Can Vegetarian Kids & Meat-Eating Parents Co-Exist?

Catherine Crawford

When I was a kid, I used to pretend that I loved animals, and I even kept a special fund with my best friend with the sole aim of buying a pony. But the truth is, I didn’t even really like our cat that much (sorry Squeaky).

For a long time I thought that my oldest child was just pretending too. She’s been bugging me for a pet from the moment she could speak. After six years of steadfast devotion (and relentless pestering), I can no longer pretend that her animal-loving feelings are put on. I got her a parakeet (messy, loud Marvin), I’ll probably get her a turtle for Christmas (have mercy on me), and I’m pretty certain there’s a dog in my future (crap!).

I’ve come to terms with all of this, but I’m having a really hard time with my little zoologist’s determination to go vegetarian. She acts utterly stricken at the thought of eating meat. Can these feelings be real?

For a long time I just shut her down whenever she mentioned that she didn’t want to eat animals because she loves them too much: “Honey, all little kids need lots of protein, and it’s important to have meat in your diet so you can get enough and grow up. This is what I am serving. End of discussion.”

This worked for a while, but as she grows, so does her stubbornness. The most recent battle came a few days before a trip to Disneyland. My girl sat in front of her plate of untouched grilled chicken in a standoff, and she wasn’t going to budge. Finally, I told her that if she didn’t eat what the rest of the family was eating, then I couldn’t possibly take her on vacation with us. It would be too hard on me to cater to her special menu while on the road. That night, her love of It’s a Small World was more powerful, and she choked down her dinner.

I won, I guess, but I’m feeling surprisingly conflicted.
I REALLY don’t want to complicate my life more by furnishing a vegetarian menu (in addition to the rest of the family's vittles) morning, noon, and night, but I also don’t want to torture my daughter, a kid who tries to catch any bugs that mistakenly wander into our house so that she can put them outside before I stomp on them.

While doing a little research, I came across this video and accompanying explanation. It made me feel worse:


Ruby's mom writes:

I find so many closed minded parents try to tell me that I must have taught my daughter to be a vegetarian, that there is NO way she could have thought of this on her own. Or better yet lets be totalitarians instead of parents and just force them to follow our will instead of having minds of their own.

I'm hoping for a better future so I hope there are more parents out there encouraging their children to make some choices for themselves and not just bend to the will or passions of their parents.

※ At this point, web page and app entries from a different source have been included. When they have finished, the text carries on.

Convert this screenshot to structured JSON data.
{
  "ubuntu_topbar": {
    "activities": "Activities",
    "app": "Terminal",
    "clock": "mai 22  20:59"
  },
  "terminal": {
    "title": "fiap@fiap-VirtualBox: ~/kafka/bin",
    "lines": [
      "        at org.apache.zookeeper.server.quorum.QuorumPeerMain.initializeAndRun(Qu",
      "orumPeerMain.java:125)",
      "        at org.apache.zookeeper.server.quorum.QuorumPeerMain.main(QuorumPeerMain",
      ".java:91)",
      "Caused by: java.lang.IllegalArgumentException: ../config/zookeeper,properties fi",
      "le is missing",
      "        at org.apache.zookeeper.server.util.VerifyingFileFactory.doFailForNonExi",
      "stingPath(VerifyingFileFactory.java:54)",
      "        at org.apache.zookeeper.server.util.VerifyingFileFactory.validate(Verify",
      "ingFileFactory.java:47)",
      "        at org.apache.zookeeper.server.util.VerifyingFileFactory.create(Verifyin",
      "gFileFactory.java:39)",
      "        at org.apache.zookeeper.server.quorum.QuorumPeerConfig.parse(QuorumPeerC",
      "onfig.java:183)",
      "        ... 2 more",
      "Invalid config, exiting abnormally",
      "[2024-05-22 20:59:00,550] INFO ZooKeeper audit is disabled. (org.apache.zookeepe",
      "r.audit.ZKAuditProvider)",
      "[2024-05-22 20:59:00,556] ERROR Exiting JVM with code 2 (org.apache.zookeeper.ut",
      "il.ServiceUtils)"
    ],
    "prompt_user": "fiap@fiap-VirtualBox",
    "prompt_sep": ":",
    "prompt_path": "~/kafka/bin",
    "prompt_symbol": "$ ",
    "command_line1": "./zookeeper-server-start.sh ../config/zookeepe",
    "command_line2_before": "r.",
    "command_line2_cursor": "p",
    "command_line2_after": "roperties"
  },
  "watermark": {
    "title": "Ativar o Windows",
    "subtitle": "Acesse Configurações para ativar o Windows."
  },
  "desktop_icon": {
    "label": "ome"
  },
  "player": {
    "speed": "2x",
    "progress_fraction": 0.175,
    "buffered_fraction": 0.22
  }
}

Sure it's nice to pass on traditions but if your kid gets physically ill at the idea of eating that traditional roasted turkey then lets pick our battles and let them NOT eat meat.

Man! Way to make me feel guilty.

I’m still undecided if I’ll indulge my little girl. This is what I’ll have to keep an eye on in her diet IF she’s allowed to go veg:

  • Energy/Calories -- Turns out, a vegetarian diet can dip down in the calories, which my kid definitely needs to accommodate her spaz outs.
  • Vitamin B12 -- Children should take supplements or eat foods that are fortified with vitamin B12 like fortified soy milk and some meat substitutes. Hmmm. Not sure how those will go over.
  • Vitamin D -- It’s not hard to get, as long as she’ll eat eggs, drink vitamin D fortified milk, and hang out in the sun. No problemo.
  • Iron -- Although certain fruits and vegetables contain iron, the absorption rate is much lower than that of meat, chicken, and fish. We’re certainly going to have to step up the iron foods.
  • Calcium -- It’s not all about milk (thank God, as my daughter will only tolerate it in cereal or doused with chocolate these days), calcium abounds in many vegetables like broccoli, sweet potatoes, and those leafy greens.  
  • Protein -- Of course, this is my big paranoia. She’ll be eating a lot of peanut butter and legumes, that’s for sure. 
  • Zinc -- Last but not least two of the best sources of zinc are meat and yogurt. So, she’ll get a lot of yogurt and perhaps a Zinc supplement. 

Wish me luck!

Do you have vegetarians in a meat-eating household?


Image via woodlywonderworks /Flickr

Read More